Exercise data START
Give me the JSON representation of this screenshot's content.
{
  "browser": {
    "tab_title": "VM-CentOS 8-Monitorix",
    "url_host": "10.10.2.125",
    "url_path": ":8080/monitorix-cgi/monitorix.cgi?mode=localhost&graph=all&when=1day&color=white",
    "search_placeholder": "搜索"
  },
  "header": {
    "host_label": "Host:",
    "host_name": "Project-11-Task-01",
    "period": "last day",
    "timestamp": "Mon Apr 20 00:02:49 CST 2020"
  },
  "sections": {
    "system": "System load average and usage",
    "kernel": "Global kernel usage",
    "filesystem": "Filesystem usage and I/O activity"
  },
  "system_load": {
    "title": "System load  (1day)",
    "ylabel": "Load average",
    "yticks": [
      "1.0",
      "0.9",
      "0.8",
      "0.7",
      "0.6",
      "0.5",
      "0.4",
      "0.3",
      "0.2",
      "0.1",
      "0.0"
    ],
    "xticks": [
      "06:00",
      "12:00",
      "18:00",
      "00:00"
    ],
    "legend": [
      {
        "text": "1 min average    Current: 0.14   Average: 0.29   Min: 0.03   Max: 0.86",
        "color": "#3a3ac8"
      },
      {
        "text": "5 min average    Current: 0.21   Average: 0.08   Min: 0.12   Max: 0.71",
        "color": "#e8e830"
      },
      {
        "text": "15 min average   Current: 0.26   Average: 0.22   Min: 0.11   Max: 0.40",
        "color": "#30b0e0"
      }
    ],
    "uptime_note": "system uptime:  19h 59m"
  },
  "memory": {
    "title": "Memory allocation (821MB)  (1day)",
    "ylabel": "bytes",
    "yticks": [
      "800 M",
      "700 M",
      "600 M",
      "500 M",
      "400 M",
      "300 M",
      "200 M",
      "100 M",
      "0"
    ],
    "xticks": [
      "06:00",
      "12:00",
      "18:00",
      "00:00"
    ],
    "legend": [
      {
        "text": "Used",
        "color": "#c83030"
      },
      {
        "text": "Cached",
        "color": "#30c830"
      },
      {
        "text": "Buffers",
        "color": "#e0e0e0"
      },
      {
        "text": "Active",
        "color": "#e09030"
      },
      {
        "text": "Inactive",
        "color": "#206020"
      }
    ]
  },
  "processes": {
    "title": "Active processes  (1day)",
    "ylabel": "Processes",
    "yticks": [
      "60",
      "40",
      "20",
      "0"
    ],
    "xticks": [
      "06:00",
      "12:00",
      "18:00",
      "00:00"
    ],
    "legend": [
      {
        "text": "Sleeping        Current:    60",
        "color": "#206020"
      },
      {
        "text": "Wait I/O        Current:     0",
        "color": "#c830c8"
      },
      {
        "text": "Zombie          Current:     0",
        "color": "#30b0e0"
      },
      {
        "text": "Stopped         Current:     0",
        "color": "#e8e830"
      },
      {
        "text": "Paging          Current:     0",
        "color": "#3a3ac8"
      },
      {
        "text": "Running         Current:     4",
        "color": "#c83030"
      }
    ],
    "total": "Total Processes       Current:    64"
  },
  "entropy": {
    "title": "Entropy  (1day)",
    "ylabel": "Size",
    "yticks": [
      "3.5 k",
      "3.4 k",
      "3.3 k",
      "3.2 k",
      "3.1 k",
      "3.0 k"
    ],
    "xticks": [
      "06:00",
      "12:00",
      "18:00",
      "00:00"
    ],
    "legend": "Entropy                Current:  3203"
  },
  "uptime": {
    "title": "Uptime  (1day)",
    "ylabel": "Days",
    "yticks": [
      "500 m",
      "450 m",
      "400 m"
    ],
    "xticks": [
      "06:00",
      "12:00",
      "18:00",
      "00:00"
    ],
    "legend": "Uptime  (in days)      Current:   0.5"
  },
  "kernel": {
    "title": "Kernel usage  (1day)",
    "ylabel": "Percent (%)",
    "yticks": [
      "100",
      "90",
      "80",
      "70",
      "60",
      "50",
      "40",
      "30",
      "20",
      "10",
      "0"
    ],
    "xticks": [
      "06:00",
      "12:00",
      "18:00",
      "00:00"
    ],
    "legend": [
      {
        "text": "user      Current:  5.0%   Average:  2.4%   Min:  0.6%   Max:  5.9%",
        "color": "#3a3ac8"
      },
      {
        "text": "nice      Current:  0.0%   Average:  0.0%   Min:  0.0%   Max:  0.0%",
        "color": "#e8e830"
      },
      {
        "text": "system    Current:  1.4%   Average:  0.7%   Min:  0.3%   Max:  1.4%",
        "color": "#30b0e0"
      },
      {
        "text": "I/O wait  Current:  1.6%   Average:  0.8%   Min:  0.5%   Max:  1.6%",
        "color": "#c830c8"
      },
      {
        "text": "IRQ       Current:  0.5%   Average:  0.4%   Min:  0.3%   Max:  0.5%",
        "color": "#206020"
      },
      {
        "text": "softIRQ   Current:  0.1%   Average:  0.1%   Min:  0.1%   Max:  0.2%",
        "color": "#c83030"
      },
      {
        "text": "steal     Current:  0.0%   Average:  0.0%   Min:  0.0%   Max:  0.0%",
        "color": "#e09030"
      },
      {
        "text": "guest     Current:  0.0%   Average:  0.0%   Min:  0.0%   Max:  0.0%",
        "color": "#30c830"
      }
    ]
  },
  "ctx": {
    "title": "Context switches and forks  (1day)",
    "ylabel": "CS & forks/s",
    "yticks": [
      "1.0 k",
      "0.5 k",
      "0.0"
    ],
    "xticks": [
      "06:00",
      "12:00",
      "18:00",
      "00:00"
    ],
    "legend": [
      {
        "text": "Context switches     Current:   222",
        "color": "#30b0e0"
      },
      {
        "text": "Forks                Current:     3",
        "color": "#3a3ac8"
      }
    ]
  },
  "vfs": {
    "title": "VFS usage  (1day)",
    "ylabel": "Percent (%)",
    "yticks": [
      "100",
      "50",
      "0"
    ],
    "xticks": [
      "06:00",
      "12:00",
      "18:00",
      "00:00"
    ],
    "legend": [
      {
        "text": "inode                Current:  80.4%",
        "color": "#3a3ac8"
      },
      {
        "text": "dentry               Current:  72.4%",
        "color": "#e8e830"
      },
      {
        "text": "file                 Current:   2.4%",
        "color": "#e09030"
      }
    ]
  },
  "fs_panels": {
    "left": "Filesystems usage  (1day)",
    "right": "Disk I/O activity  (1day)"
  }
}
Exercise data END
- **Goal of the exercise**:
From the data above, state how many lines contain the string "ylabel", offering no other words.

- **Finished exercise**:
8